THE PROBLEM -
Without the pictures, output the records below word for word.
===== TASK DATA =====
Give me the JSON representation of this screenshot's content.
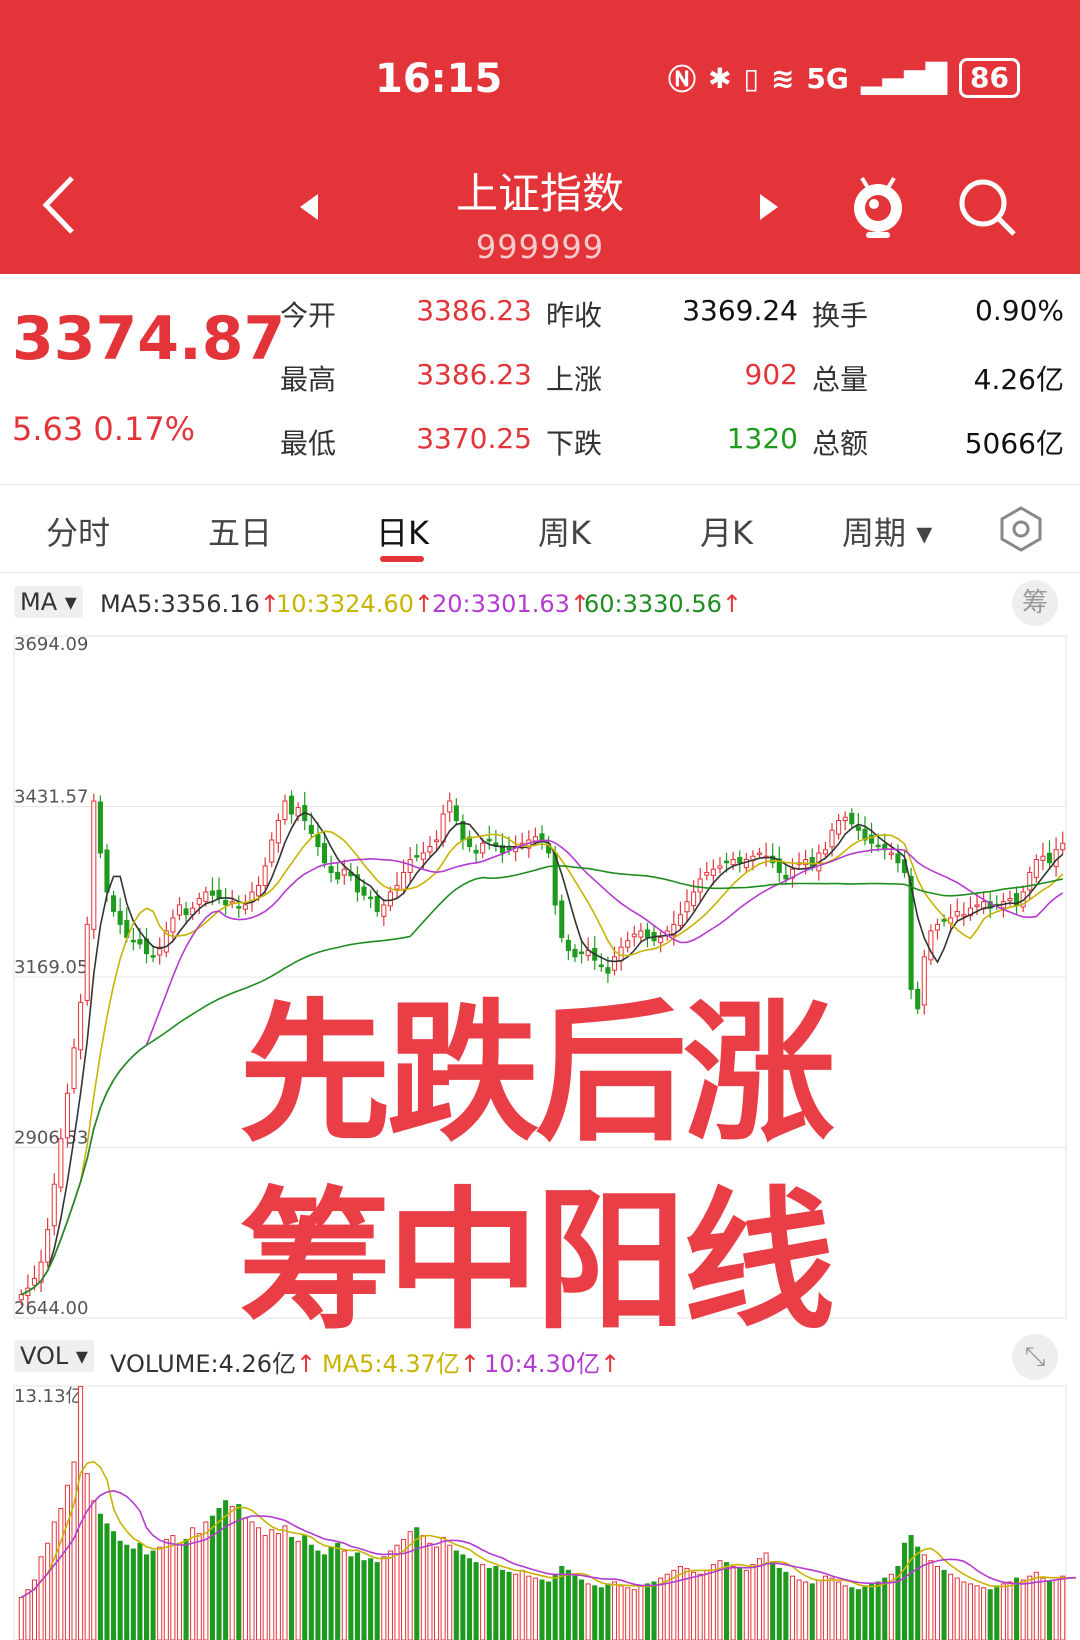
{
  "status_bar": {
    "time": "16:15",
    "network": "5G",
    "battery": "86"
  },
  "header": {
    "title": "上证指数",
    "code": "999999"
  },
  "quote": {
    "price": "3374.87",
    "change": "5.63",
    "change_pct": "0.17%",
    "fields": [
      {
        "label": "今开",
        "value": "3386.23",
        "color": "#E3343A"
      },
      {
        "label": "昨收",
        "value": "3369.24",
        "color": "#111111"
      },
      {
        "label": "换手",
        "value": "0.90%",
        "color": "#111111"
      },
      {
        "label": "最高",
        "value": "3386.23",
        "color": "#E3343A"
      },
      {
        "label": "上涨",
        "value": "902",
        "color": "#E3343A"
      },
      {
        "label": "总量",
        "value": "4.26亿",
        "color": "#111111"
      },
      {
        "label": "最低",
        "value": "3370.25",
        "color": "#E3343A"
      },
      {
        "label": "下跌",
        "value": "1320",
        "color": "#1E9B1E"
      },
      {
        "label": "总额",
        "value": "5066亿",
        "color": "#111111"
      }
    ]
  },
  "tabs": [
    "分时",
    "五日",
    "日K",
    "周K",
    "月K",
    "周期"
  ],
  "active_tab": 2,
  "ma_bar": {
    "chip": "MA",
    "items": [
      {
        "text": "MA5:3356.16",
        "color": "#333333"
      },
      {
        "text": "10:3324.60",
        "color": "#C8B400"
      },
      {
        "text": "20:3301.63",
        "color": "#B43BD0"
      },
      {
        "text": "60:3330.56",
        "color": "#1E8C1E"
      }
    ],
    "chip_button": "筹"
  },
  "vol_bar": {
    "chip": "VOL",
    "items": [
      {
        "text": "VOLUME:4.26亿",
        "color": "#333333"
      },
      {
        "text": "MA5:4.37亿",
        "color": "#C8B400"
      },
      {
        "text": "10:4.30亿",
        "color": "#B43BD0"
      }
    ]
  },
  "overlay": {
    "line1": "先跌后涨",
    "line2": "筹中阳线"
  },
  "chart_data": {
    "type": "candlestick",
    "y_ticks": [
      "3694.09",
      "3431.57",
      "3169.05",
      "2906.53",
      "2644.00"
    ],
    "ylim": [
      2644.0,
      3694.09
    ],
    "vol_max_label": "13.13亿",
    "vol_ylim": [
      0,
      13.13
    ],
    "close": [
      2680,
      2690,
      2705,
      2730,
      2780,
      2850,
      2920,
      2990,
      3060,
      3130,
      3250,
      3440,
      3360,
      3300,
      3270,
      3250,
      3230,
      3225,
      3220,
      3205,
      3200,
      3215,
      3240,
      3260,
      3280,
      3265,
      3275,
      3290,
      3300,
      3295,
      3290,
      3280,
      3285,
      3275,
      3280,
      3300,
      3310,
      3340,
      3380,
      3410,
      3440,
      3420,
      3430,
      3410,
      3390,
      3370,
      3345,
      3330,
      3320,
      3335,
      3325,
      3300,
      3295,
      3290,
      3270,
      3280,
      3300,
      3310,
      3330,
      3350,
      3355,
      3360,
      3370,
      3380,
      3420,
      3440,
      3410,
      3380,
      3370,
      3360,
      3375,
      3380,
      3370,
      3360,
      3365,
      3370,
      3375,
      3380,
      3385,
      3380,
      3360,
      3280,
      3230,
      3210,
      3200,
      3205,
      3210,
      3195,
      3185,
      3175,
      3200,
      3215,
      3225,
      3235,
      3240,
      3230,
      3225,
      3230,
      3240,
      3250,
      3265,
      3285,
      3300,
      3320,
      3330,
      3335,
      3340,
      3345,
      3350,
      3345,
      3350,
      3355,
      3360,
      3355,
      3345,
      3330,
      3320,
      3335,
      3345,
      3350,
      3340,
      3360,
      3365,
      3395,
      3410,
      3415,
      3405,
      3395,
      3380,
      3375,
      3370,
      3365,
      3360,
      3345,
      3330,
      3150,
      3120,
      3200,
      3240,
      3250,
      3255,
      3260,
      3270,
      3265,
      3275,
      3280,
      3285,
      3275,
      3280,
      3285,
      3290,
      3280,
      3300,
      3330,
      3350,
      3355,
      3345,
      3365,
      3375
    ],
    "volume": [
      2.2,
      2.6,
      3.1,
      4.3,
      5.0,
      6.1,
      6.8,
      8.0,
      9.2,
      13.1,
      8.6,
      7.2,
      6.5,
      6.0,
      5.6,
      5.1,
      4.9,
      4.7,
      5.0,
      4.4,
      4.6,
      4.8,
      5.2,
      5.4,
      5.0,
      5.2,
      5.8,
      5.5,
      6.1,
      6.4,
      6.8,
      7.2,
      6.9,
      7.0,
      6.3,
      6.1,
      5.8,
      5.4,
      5.7,
      5.5,
      5.9,
      5.3,
      5.1,
      5.4,
      4.9,
      4.6,
      4.4,
      4.8,
      5.0,
      4.6,
      4.3,
      4.5,
      4.1,
      4.2,
      4.0,
      4.3,
      4.6,
      4.9,
      5.2,
      5.6,
      5.8,
      5.4,
      5.0,
      4.8,
      5.3,
      4.9,
      4.6,
      4.4,
      4.2,
      4.0,
      3.9,
      3.7,
      3.8,
      3.6,
      3.5,
      3.4,
      3.6,
      3.3,
      3.2,
      3.1,
      3.0,
      3.4,
      3.8,
      3.6,
      3.3,
      3.1,
      2.9,
      2.8,
      2.7,
      2.9,
      3.0,
      2.8,
      2.7,
      2.6,
      2.8,
      2.9,
      3.0,
      3.2,
      3.4,
      3.6,
      3.8,
      3.7,
      3.5,
      3.4,
      3.6,
      3.9,
      4.1,
      4.0,
      3.8,
      3.7,
      3.6,
      3.9,
      4.2,
      4.5,
      4.0,
      3.7,
      3.5,
      3.3,
      3.1,
      3.0,
      2.9,
      3.1,
      3.3,
      3.2,
      3.0,
      2.8,
      2.7,
      2.6,
      2.8,
      2.9,
      3.0,
      3.2,
      3.4,
      3.8,
      5.0,
      5.4,
      4.8,
      4.4,
      4.1,
      3.8,
      3.6,
      3.4,
      3.2,
      3.0,
      2.9,
      2.8,
      2.7,
      2.6,
      2.8,
      2.9,
      3.0,
      3.2,
      3.1,
      3.3,
      3.5,
      3.2,
      3.0,
      3.1,
      3.3,
      3.4,
      3.2
    ]
  }
}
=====
TASK RESULT -
Give me the JSON representation of this screenshot's content.
{
  "status_bar": {
    "time": "16:15",
    "network": "5G",
    "battery": "86"
  },
  "header": {
    "title": "上证指数",
    "code": "999999"
  },
  "quote": {
    "price": "3374.87",
    "change": "5.63",
    "change_pct": "0.17%",
    "fields": [
      {
        "label": "今开",
        "value": "3386.23",
        "color": "#E3343A"
      },
      {
        "label": "昨收",
        "value": "3369.24",
        "color": "#111111"
      },
      {
        "label": "换手",
        "value": "0.90%",
        "color": "#111111"
      },
      {
        "label": "最高",
        "value": "3386.23",
        "color": "#E3343A"
      },
      {
        "label": "上涨",
        "value": "902",
        "color": "#E3343A"
      },
      {
        "label": "总量",
        "value": "4.26亿",
        "color": "#111111"
      },
      {
        "label": "最低",
        "value": "3370.25",
        "color": "#E3343A"
      },
      {
        "label": "下跌",
        "value": "1320",
        "color": "#1E9B1E"
      },
      {
        "label": "总额",
        "value": "5066亿",
        "color": "#111111"
      }
    ]
  },
  "tabs": [
    "分时",
    "五日",
    "日K",
    "周K",
    "月K",
    "周期"
  ],
  "active_tab": 2,
  "ma_bar": {
    "chip": "MA",
    "items": [
      {
        "text": "MA5:3356.16",
        "color": "#333333"
      },
      {
        "text": "10:3324.60",
        "color": "#C8B400"
      },
      {
        "text": "20:3301.63",
        "color": "#B43BD0"
      },
      {
        "text": "60:3330.56",
        "color": "#1E8C1E"
      }
    ],
    "chip_button": "筹"
  },
  "vol_bar": {
    "chip": "VOL",
    "items": [
      {
        "text": "VOLUME:4.26亿",
        "color": "#333333"
      },
      {
        "text": "MA5:4.37亿",
        "color": "#C8B400"
      },
      {
        "text": "10:4.30亿",
        "color": "#B43BD0"
      }
    ]
  },
  "overlay": {
    "line1": "先跌后涨",
    "line2": "筹中阳线"
  },
  "chart_data": {
    "type": "candlestick",
    "y_ticks": [
      "3694.09",
      "3431.57",
      "3169.05",
      "2906.53",
      "2644.00"
    ],
    "ylim": [
      2644.0,
      3694.09
    ],
    "vol_max_label": "13.13亿",
    "vol_ylim": [
      0,
      13.13
    ],
    "close": [
      2680,
      2690,
      2705,
      2730,
      2780,
      2850,
      2920,
      2990,
      3060,
      3130,
      3250,
      3440,
      3360,
      3300,
      3270,
      3250,
      3230,
      3225,
      3220,
      3205,
      3200,
      3215,
      3240,
      3260,
      3280,
      3265,
      3275,
      3290,
      3300,
      3295,
      3290,
      3280,
      3285,
      3275,
      3280,
      3300,
      3310,
      3340,
      3380,
      3410,
      3440,
      3420,
      3430,
      3410,
      3390,
      3370,
      3345,
      3330,
      3320,
      3335,
      3325,
      3300,
      3295,
      3290,
      3270,
      3280,
      3300,
      3310,
      3330,
      3350,
      3355,
      3360,
      3370,
      3380,
      3420,
      3440,
      3410,
      3380,
      3370,
      3360,
      3375,
      3380,
      3370,
      3360,
      3365,
      3370,
      3375,
      3380,
      3385,
      3380,
      3360,
      3280,
      3230,
      3210,
      3200,
      3205,
      3210,
      3195,
      3185,
      3175,
      3200,
      3215,
      3225,
      3235,
      3240,
      3230,
      3225,
      3230,
      3240,
      3250,
      3265,
      3285,
      3300,
      3320,
      3330,
      3335,
      3340,
      3345,
      3350,
      3345,
      3350,
      3355,
      3360,
      3355,
      3345,
      3330,
      3320,
      3335,
      3345,
      3350,
      3340,
      3360,
      3365,
      3395,
      3410,
      3415,
      3405,
      3395,
      3380,
      3375,
      3370,
      3365,
      3360,
      3345,
      3330,
      3150,
      3120,
      3200,
      3240,
      3250,
      3255,
      3260,
      3270,
      3265,
      3275,
      3280,
      3285,
      3275,
      3280,
      3285,
      3290,
      3280,
      3300,
      3330,
      3350,
      3355,
      3345,
      3365,
      3375
    ],
    "volume": [
      2.2,
      2.6,
      3.1,
      4.3,
      5.0,
      6.1,
      6.8,
      8.0,
      9.2,
      13.1,
      8.6,
      7.2,
      6.5,
      6.0,
      5.6,
      5.1,
      4.9,
      4.7,
      5.0,
      4.4,
      4.6,
      4.8,
      5.2,
      5.4,
      5.0,
      5.2,
      5.8,
      5.5,
      6.1,
      6.4,
      6.8,
      7.2,
      6.9,
      7.0,
      6.3,
      6.1,
      5.8,
      5.4,
      5.7,
      5.5,
      5.9,
      5.3,
      5.1,
      5.4,
      4.9,
      4.6,
      4.4,
      4.8,
      5.0,
      4.6,
      4.3,
      4.5,
      4.1,
      4.2,
      4.0,
      4.3,
      4.6,
      4.9,
      5.2,
      5.6,
      5.8,
      5.4,
      5.0,
      4.8,
      5.3,
      4.9,
      4.6,
      4.4,
      4.2,
      4.0,
      3.9,
      3.7,
      3.8,
      3.6,
      3.5,
      3.4,
      3.6,
      3.3,
      3.2,
      3.1,
      3.0,
      3.4,
      3.8,
      3.6,
      3.3,
      3.1,
      2.9,
      2.8,
      2.7,
      2.9,
      3.0,
      2.8,
      2.7,
      2.6,
      2.8,
      2.9,
      3.0,
      3.2,
      3.4,
      3.6,
      3.8,
      3.7,
      3.5,
      3.4,
      3.6,
      3.9,
      4.1,
      4.0,
      3.8,
      3.7,
      3.6,
      3.9,
      4.2,
      4.5,
      4.0,
      3.7,
      3.5,
      3.3,
      3.1,
      3.0,
      2.9,
      3.1,
      3.3,
      3.2,
      3.0,
      2.8,
      2.7,
      2.6,
      2.8,
      2.9,
      3.0,
      3.2,
      3.4,
      3.8,
      5.0,
      5.4,
      4.8,
      4.4,
      4.1,
      3.8,
      3.6,
      3.4,
      3.2,
      3.0,
      2.9,
      2.8,
      2.7,
      2.6,
      2.8,
      2.9,
      3.0,
      3.2,
      3.1,
      3.3,
      3.5,
      3.2,
      3.0,
      3.1,
      3.3,
      3.4,
      3.2
    ]
  }
}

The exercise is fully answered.